New Hanover County tourism has record year, continues to grow is your source for free news and information in the Wilmington area.

The Wilmington Convention Center at 515 Nutt St. File photo by Ben Brown.
The Wilmington Convention Center at 515 Nutt St. File photo by Ben Brown.

Tourism in New Hanover County continues to grow, according to an annual report from the New Hanover County Tourism Development Authority.

Kim Hufham, the TDA’s president, made a presentation to the Wilmington City Council at their meeting last week, noting some of the highlights of the 2014 – 2015 fiscal year as well as the changes and adjustments that will be made moving forward.

Last year the county reached nearly $508 million in tourists’ spending, an increase of 6.33 percent over the previous year. According to Hufham, that’s the first time the $500 million mark was passed. New Hanover County tourism spending generated $43.93 million in local and state taxes, off-setting residents’ taxes by $202.45 for the year.

The county maintained its ranking as No. 8 overall for tourism among the state’s 100 counties and No. 2 for coastal counties. Over $10.3 million, an increase of 9.4 percent from the previous fiscal year, were collected from room occupancy taxes last year, a fund that is especially important to the area’s beach towns. Twenty-seven percent of the room occupancy tax money went to beach renourishment, while smaller portions of it went to individual marketing and advertisement for Wrightsville Beach (11 percent), Carolina Beach (8 percent) and Kure Beach (4 percent).
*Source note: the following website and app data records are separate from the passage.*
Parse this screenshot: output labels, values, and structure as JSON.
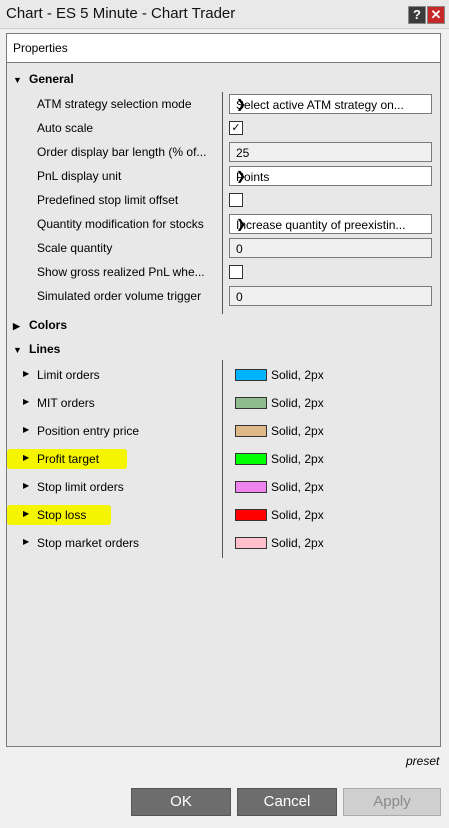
{
  "window": {
    "title": "Chart - ES 5 Minute - Chart Trader",
    "help_label": "?",
    "close_label": "✕"
  },
  "panel": {
    "header": "Properties"
  },
  "general": {
    "label": "General",
    "rows": [
      {
        "label": "ATM strategy selection mode",
        "type": "dropdown",
        "value": "Select active ATM strategy on..."
      },
      {
        "label": "Auto scale",
        "type": "checkbox",
        "checked": true
      },
      {
        "label": "Order display bar length (% of...",
        "type": "text",
        "value": "25"
      },
      {
        "label": "PnL display unit",
        "type": "dropdown",
        "value": "Points"
      },
      {
        "label": "Predefined stop limit offset",
        "type": "checkbox",
        "checked": false
      },
      {
        "label": "Quantity modification for stocks",
        "type": "dropdown",
        "value": "Increase quantity of preexistin..."
      },
      {
        "label": "Scale quantity",
        "type": "text",
        "value": "0"
      },
      {
        "label": "Show gross realized PnL whe...",
        "type": "checkbox",
        "checked": false
      },
      {
        "label": "Simulated order volume trigger",
        "type": "text",
        "value": "0"
      }
    ]
  },
  "colors": {
    "label": "Colors"
  },
  "lines": {
    "label": "Lines",
    "rows": [
      {
        "label": "Limit orders",
        "color": "#00b4ff",
        "style": "Solid, 2px"
      },
      {
        "label": "MIT orders",
        "color": "#8fbc8f",
        "style": "Solid, 2px"
      },
      {
        "label": "Position entry price",
        "color": "#deb887",
        "style": "Solid, 2px"
      },
      {
        "label": "Profit target",
        "color": "#00ff00",
        "style": "Solid, 2px"
      },
      {
        "label": "Stop limit orders",
        "color": "#ee82ee",
        "style": "Solid, 2px"
      },
      {
        "label": "Stop loss",
        "color": "#ff0000",
        "style": "Solid, 2px"
      },
      {
        "label": "Stop market orders",
        "color": "#ffc0cb",
        "style": "Solid, 2px"
      }
    ]
  },
  "footer": {
    "preset": "preset",
    "ok": "OK",
    "cancel": "Cancel",
    "apply": "Apply"
  },
  "highlight_color": "#f6f500"
}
While the beaches have always been the greatest draw for tourists to the area, officials have also been trying to market the city of Wilmington as a destination for conventions and meetings. According to the report, the convention center district had one of the biggest increases in growth based on taxes collected in 2014.

Hufham said that while the positive numbers are encouraging, she and her staff are looking for more and better ways to show off all that New Hanover County has to offer.

“Right now one of the most difficult things is to find the right venues to be marketing,” Hufham said. “There has never been a time when there are so many opportunities for different marketing venues and ways to market an area.”

One of the things Hufham said hospitality businesses are concerned about is getting people to come during the off season of November through March. After a recent restructuring of their team, Hufham said there are now two staff members dedicated to trying to book meetings at the convention center, particularly during those winter months.

“We’re working hard to fill those rooms,” Hufham said.

Some suggestions from the council were to capitalize on the burgeoning theatre district downtown (Mayor Pro-Tem Margaret Haynes noted the traditional theatre season runs opposite the summer tourist season) and to increase sports marketing, two areas that Hufham said the TDA is working on through partnerships with other groups and businesses.

The annual Beach2Battleship Triathlon, sponsored by PPD, is one of the biggest events in the area and is a boon to the downtown area in particular.

“We think currently that is the largest room night generator for the convention center,” Hufham said of the race, which attracts 2,300 competitors from all over the region, country and even globe. “And it’s a sporting event, it’s not necessarily a traditional convention.”

Another event that will raise the Port City’s profile as a sporting destination will be the Wells Fargo Championship, scheduled to be played at Eagle Pointe Golf Club in Porters Neck in 2017. Normally played in Charlotte, the TDA has partnered with tournament organizers to begin advertising Wilmington as a premier vacation area. According to Hufham, money is already being set aside for television commercials to be aired during the tournament, and a full-page ad promoting the area will be placed in the 2016 championship’s program.

While the area’s weather and passion for athletic endeavors will help attract tournaments and teams, Councilmember Charlie Rivenbark brought up another issue.

“Something that’s missing in the equation is our lack of facilities. We just don’t have it,” Rivenbark said. “You can only attract so many people. We’re not getting the big [events].”

“That’s certainly something that I don’t know that this council or any council can overcome,” he continued. “We’ve got to have more facilities than we already have.”

Hufham acknowledged the problem, giving the example of the annual Beach Soccer Classic sponsored by the Wilmington Hammerheads Youth FC, which she said can’t expand any further because all the facilities are used to capacity.

Filling sporting venues, hotels and restaurants are what Hufham and her team aim to keep doing, however. By using the technology and social media available to them for advertising, as well as building on or creating new partnerships with other groups, the TDA is looking to improve upon their previous progress.

“[We] hope to continue to see, this upcoming year, another great year of growth for the tourism industry,” Hufham said.